If you find striking the coincidence of the "Superman" comic appearing on July 19, 1941--eight days after "Wild Bill" Donovan became the first Coordinator of Information, the agency which preceded the formation of the OSS, of which then Colonel Donovan was appointed Director, formed at this very time in history, by pure coincidence, on June 13, 1942, a Saturday—then you are not alone.

Last night, a night after we re-read the short story by Ambrose Bierce, we watched again the French film version of "An Occurrence at Owl Creek Bridge", winner of a Cannes Film Festival award in 1962. In doing so, and thinking about it again in its context as we originally saw it as a special presentation of "The Twilight Zone" one Friday night in February, 1964, we ran across a couple of comments someone had posted about the film. One comment said something to the effect that the ending was "halarious", that following another comment by someone else to the effect that the character in the story got what he deserved at the end, hanging, for having been a Confederate sympathizer--apparently, though the story itself does not fill out for you this part, any more than the film attempts to do, having been caught attempting to set fire to the Owl Creek Bridge.

We paused on those comments because they fundamentally misunderstand, in our estimate, both the point and power of this story of the Civil War. The story is meant to be ambiguous, universal, not partisan. The story is one of humanity, not North versus South, not Yankee versus Confederate. The character is represented as a wealthy planter owning slaves. A Federal scout, unannounced as such, happens upon his land and stops for a drink of water, strikes the casual conversation telling him of the vulnerable Owl Creek Bridge, leading ultimately to the planter’s hanging for attempted sabotage.
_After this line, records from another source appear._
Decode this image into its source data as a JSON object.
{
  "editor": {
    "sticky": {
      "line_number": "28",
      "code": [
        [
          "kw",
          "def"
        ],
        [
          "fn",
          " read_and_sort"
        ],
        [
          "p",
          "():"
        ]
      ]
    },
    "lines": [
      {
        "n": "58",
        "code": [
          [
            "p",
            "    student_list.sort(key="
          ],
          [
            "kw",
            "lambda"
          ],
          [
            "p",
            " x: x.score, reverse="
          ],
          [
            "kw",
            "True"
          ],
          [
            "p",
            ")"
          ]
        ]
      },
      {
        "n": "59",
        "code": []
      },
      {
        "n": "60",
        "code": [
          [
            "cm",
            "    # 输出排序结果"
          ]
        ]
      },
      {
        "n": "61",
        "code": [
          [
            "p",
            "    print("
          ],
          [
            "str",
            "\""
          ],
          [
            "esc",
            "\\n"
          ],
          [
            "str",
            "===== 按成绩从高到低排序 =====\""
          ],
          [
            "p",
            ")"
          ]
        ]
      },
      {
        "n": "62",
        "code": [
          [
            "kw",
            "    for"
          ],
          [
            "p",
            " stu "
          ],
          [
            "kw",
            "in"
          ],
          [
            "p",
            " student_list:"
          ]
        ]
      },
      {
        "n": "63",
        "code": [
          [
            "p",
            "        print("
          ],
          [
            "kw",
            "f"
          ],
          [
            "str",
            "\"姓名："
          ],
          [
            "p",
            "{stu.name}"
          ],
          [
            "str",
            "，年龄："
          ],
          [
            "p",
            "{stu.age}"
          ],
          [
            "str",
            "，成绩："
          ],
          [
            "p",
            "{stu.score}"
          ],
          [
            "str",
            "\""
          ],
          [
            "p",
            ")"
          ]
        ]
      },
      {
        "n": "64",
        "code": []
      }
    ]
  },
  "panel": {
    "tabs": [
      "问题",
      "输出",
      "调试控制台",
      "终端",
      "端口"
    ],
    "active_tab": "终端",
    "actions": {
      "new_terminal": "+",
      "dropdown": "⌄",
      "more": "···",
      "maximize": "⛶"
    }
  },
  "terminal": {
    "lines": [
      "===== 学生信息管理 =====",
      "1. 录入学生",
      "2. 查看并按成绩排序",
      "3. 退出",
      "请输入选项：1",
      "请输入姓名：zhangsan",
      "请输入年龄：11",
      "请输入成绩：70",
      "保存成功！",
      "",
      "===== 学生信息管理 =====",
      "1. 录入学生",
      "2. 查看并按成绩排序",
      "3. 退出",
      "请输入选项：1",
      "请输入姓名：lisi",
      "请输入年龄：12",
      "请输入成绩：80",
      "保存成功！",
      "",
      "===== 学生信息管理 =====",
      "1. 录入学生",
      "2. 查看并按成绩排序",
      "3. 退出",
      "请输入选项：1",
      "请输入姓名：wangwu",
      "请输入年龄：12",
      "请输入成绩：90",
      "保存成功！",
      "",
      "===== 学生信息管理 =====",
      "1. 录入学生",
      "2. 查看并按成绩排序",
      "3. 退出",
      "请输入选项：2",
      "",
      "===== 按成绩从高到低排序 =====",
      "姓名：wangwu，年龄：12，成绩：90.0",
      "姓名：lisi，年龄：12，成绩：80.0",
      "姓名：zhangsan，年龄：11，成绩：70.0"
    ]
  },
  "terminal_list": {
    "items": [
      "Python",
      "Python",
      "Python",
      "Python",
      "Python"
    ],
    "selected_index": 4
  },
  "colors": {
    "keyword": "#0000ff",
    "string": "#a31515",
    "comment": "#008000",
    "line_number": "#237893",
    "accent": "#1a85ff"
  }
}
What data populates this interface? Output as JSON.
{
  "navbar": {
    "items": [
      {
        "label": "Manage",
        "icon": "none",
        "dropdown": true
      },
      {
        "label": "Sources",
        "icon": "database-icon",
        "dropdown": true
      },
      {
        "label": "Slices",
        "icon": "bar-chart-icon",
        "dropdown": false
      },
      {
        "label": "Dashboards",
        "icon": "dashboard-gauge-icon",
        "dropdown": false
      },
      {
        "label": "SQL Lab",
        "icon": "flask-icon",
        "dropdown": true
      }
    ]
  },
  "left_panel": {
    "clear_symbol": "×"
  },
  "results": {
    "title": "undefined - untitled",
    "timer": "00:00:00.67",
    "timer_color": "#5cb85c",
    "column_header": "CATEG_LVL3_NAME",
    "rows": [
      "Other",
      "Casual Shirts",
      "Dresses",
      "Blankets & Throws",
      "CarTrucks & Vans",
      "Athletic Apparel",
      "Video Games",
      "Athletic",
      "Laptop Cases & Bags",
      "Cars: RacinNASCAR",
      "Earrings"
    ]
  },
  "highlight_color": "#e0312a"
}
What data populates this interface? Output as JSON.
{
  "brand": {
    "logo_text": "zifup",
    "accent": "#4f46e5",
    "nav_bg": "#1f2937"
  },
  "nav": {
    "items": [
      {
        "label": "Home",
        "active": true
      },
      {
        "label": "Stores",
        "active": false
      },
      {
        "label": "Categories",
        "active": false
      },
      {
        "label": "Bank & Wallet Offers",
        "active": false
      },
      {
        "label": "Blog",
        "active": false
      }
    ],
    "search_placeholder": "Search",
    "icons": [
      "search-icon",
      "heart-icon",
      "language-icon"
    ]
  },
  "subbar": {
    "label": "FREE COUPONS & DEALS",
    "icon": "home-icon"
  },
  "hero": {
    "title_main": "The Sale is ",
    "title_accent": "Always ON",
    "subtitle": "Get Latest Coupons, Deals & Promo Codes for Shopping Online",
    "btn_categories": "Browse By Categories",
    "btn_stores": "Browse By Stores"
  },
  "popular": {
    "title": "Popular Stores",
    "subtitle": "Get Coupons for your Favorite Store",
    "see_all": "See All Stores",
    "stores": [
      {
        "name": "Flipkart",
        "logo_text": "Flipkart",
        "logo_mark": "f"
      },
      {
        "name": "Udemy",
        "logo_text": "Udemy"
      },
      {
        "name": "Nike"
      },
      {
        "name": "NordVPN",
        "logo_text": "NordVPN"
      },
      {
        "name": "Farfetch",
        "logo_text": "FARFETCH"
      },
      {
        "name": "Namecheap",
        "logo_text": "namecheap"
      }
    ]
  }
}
What occurred in between, we don’t know. Was it Yankee cruelty? Was it sabotage by a civilian against the invader to his country? Was it attempted sabotage against a bridge properly guarded by government sentries against rebel activity in a land gone berserk to try to protect a corrupt system of bondage of fellow human beings in involuntary servitude? The story does not say. The story does not discuss slavery, the plantation system or the South or the North and the complexities of that war through which the author lived, serving as he did in the Federal Army, fighting at the terrible Battle of Shiloh in Tennessee in the spring of 1862—where the Owl Creek is located.

We merely mention it. It is best not to confuse too much fiction and reality, as if the two were the same thing. Fiction may be written about reality and real experience, but it is not a vehicle for determining the past as reality, rather instead for understanding sometimes the past as a reality, bearing in mind always the viewpoint of the author and the author’s intent in relating a story the way he or she sets it down. "An Occurrence at Owl Creek Bridge", while set in the Civil War, is, we posit, more a story about humanity and the complexities and commonality of human experience than it is one of war.

When, as a child, we first saw it, we wondered at it. We understood it as a dream within a dream, as it is. We understand it better today than we did then, having learned a good deal more of its context.

We challenge you to find out what was the time, in the 1962 French film version, when the hanging took place.

Was the editorial on the massacre at Lidice correct in asserting that for every head chosen for the Hangman by the Gestapo, there should be paid German heads five-score? Mr. Kipling, at least by his poetry, apparently thought it at once a good threat to deter wanton murder.

Framed Edition
[Return to Links-Page by Subject] [Return to Links-Page by Date] [Return to News<i>--</i>Framed Edition]
Links-Date -- Links-Subj.